Despite activists' calls for higher education to lead society on a sustainable path, there is little systematic guidance available for campus sustainability advocates and scholars. To address this research deficiency, this study identifies organizational factors which determine why and how some campuses are emerging as sustainability leaders while most campuses lag. To develop this framework, this study surveys U.S. (four-year) colleges and universities which have signed the Talloires Declaration on Sustainability (as of April 2001), compares environmental efforts at two public Midwestern universities, and assesses the University of Michigan's sustainability initiatives.
The results indicate that collaborative decision making structures, progressive/liberal political orientation, a collegial atmosphere, and image-seeking behavior represent strong positive conditions for success in campus sustainability. Initiatives are most successful when driven by diverse stakeholders - with the support of top leaders - acting in a coordinated manner and capitalizing on or creating a "spark". Change agents are most effective by appealing to personal ethics at low levels in the organizational hierarchy while appealing to institutional strategic positioning (e.g., reputational and recruitment benefits) at higher levels. Campus sustainability initiatives encounter many barriers, most of which are linked to the low priority of environmental issues on the campus agenda and are compounded by a lack of coordination between and among advocates and key constituencies. Current efforts tend to be initial and piecemeal, but strong efforts in the future will need to be coordinated, comprehensive and institutionalized. The concept and term "sustainability" has the potential to motivate stakeholders toward this long-term, systemic approach. However, the current usage of "sustainability" is largely restricted to ecological issues (thus neglecting interrelated social and economic issues), and is often controversial and confusing.

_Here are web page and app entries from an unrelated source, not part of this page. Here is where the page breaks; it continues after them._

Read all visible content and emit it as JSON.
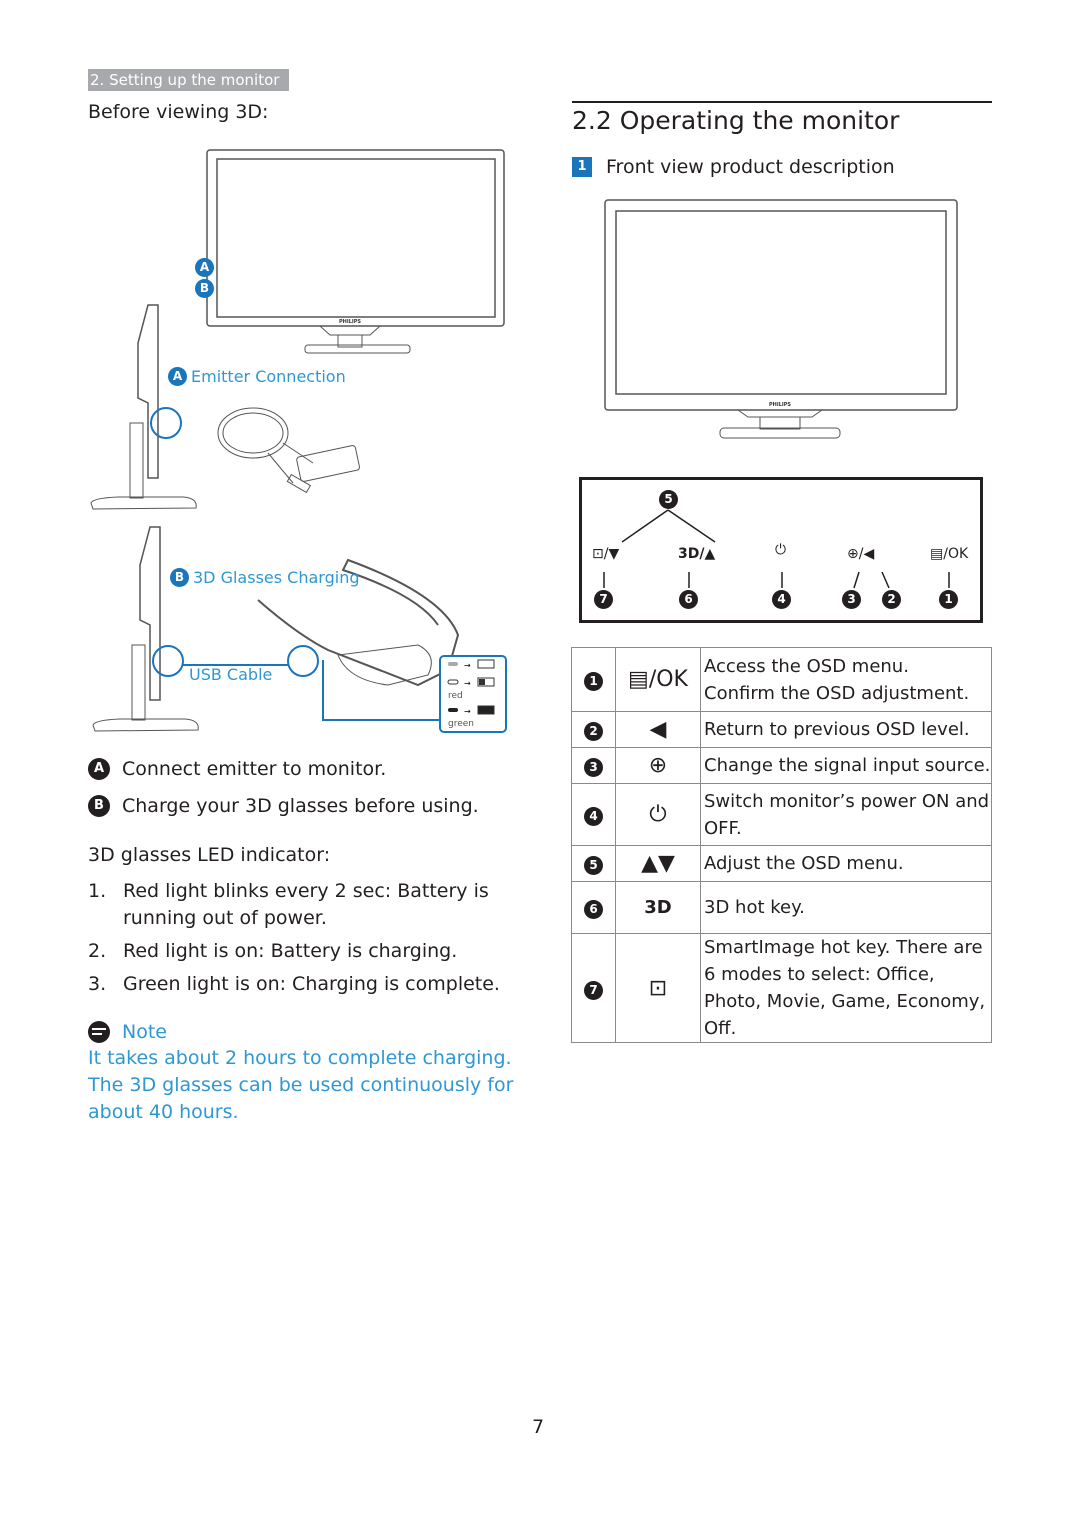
{
  "header": {
    "section_tab": "2. Setting up the monitor"
  },
  "left": {
    "title": "Before viewing 3D:",
    "monitor_brand": "PHILIPS",
    "callouts": [
      {
        "badge": "A"
      },
      {
        "badge": "B"
      }
    ],
    "emitter": {
      "badge": "A",
      "label": "Emitter Connection"
    },
    "glasses": {
      "badge": "B",
      "label": "3D Glasses Charging",
      "cable_label": "USB Cable"
    },
    "led_legend": [
      {
        "state": "blinking",
        "color_label": "",
        "battery": "empty"
      },
      {
        "state": "on",
        "color_label": "red",
        "battery": "charging"
      },
      {
        "state": "on",
        "color_label": "green",
        "battery": "full"
      }
    ],
    "steps": [
      {
        "badge": "A",
        "text": "Connect emitter to monitor."
      },
      {
        "badge": "B",
        "text": "Charge your 3D glasses before using."
      }
    ],
    "led_heading": "3D glasses LED indicator:",
    "led_items": [
      {
        "num": "1.",
        "text": "Red light blinks every 2 sec: Battery is running out of power."
      },
      {
        "num": "2.",
        "text": "Red light is on: Battery is charging."
      },
      {
        "num": "3.",
        "text": "Green light is on: Charging is complete."
      }
    ],
    "note": {
      "icon": "note-icon",
      "label": "Note",
      "text": "It takes about 2 hours to complete charging. The 3D glasses can be used continuously for about 40 hours."
    }
  },
  "right": {
    "section_title": "2.2  Operating the monitor",
    "sub_badge": "1",
    "sub_title": "Front view product description",
    "monitor_brand": "PHILIPS",
    "panel": {
      "top_badge": "5",
      "buttons": [
        {
          "icon": "smartimage-icon",
          "label": "/▼",
          "num": "7"
        },
        {
          "icon": "3d-icon",
          "label": "3D/▲",
          "num": "6"
        },
        {
          "icon": "power-icon",
          "label": "",
          "num": "4"
        },
        {
          "icon": "input-icon",
          "label": "/◀",
          "num": "3,2"
        },
        {
          "icon": "menu-icon",
          "label": "/OK",
          "num": "1"
        }
      ],
      "numbers": [
        "7",
        "6",
        "4",
        "3",
        "2",
        "1"
      ]
    },
    "table": [
      {
        "num": "1",
        "icon": "menu-icon",
        "key": "/OK",
        "desc": "Access the OSD menu.\nConfirm the OSD adjustment."
      },
      {
        "num": "2",
        "icon": "left-triangle-icon",
        "key": "◀",
        "desc": "Return to previous OSD level."
      },
      {
        "num": "3",
        "icon": "input-icon",
        "key": "",
        "desc": "Change the signal input source."
      },
      {
        "num": "4",
        "icon": "power-icon",
        "key": "",
        "desc": "Switch monitor’s power ON and OFF."
      },
      {
        "num": "5",
        "icon": "up-down-icon",
        "key": "▲▼",
        "desc": "Adjust the OSD menu."
      },
      {
        "num": "6",
        "icon": "3d-icon",
        "key": "3D",
        "desc": "3D hot key."
      },
      {
        "num": "7",
        "icon": "smartimage-icon",
        "key": "",
        "desc": "SmartImage hot key. There are 6 modes to select: Office, Photo, Movie, Game, Economy, Off."
      }
    ]
  },
  "footer": {
    "page_number": "7"
  }
}
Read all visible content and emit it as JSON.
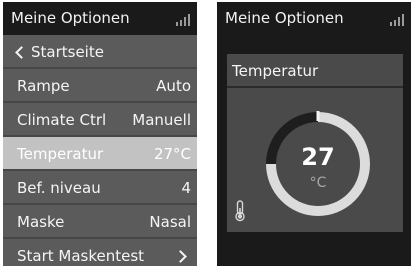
{
  "left_screen": {
    "title": "Meine Optionen",
    "signal_icon": "signal-bars-icon",
    "menu": [
      {
        "label": "Startseite",
        "value": "",
        "icon": "chevron-left-icon",
        "selected": false
      },
      {
        "label": "Rampe",
        "value": "Auto",
        "selected": false
      },
      {
        "label": "Climate Ctrl",
        "value": "Manuell",
        "selected": false
      },
      {
        "label": "Temperatur",
        "value": "27°C",
        "selected": true
      },
      {
        "label": "Bef. niveau",
        "value": "4",
        "selected": false
      },
      {
        "label": "Maske",
        "value": "Nasal",
        "selected": false
      },
      {
        "label": "Start Maskentest",
        "value": "",
        "icon": "chevron-right-icon",
        "selected": false
      }
    ]
  },
  "right_screen": {
    "title": "Meine Optionen",
    "signal_icon": "signal-bars-icon",
    "panel": {
      "title": "Temperatur",
      "value": "27",
      "unit": "°C",
      "icon": "thermometer-icon",
      "level": 0.75
    }
  },
  "colors": {
    "screen_bg": "#1a1a1a",
    "menu_row": "#5b5b5b",
    "menu_row_selected": "#c2c2c2",
    "panel_bg": "#4a4a4a",
    "gauge_fill": "#dcdcdc",
    "gauge_track": "#1e1e1e"
  }
}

This study - which is designed to form a theoretical and empirical basis for the field of campus sustainability - points to many areas for future research, including systems modeling of environmental organizational change and the influence of external conditions, leadership and interpersonal relations on campus environmentalism. The implications are limited by social desirability bias, nonresponse bias, an "insider" approach to campus sustainability, and the nonrandom and limited institutional sample used in surveying and case studies.
|Author||Shriberg, M. P. (2002)|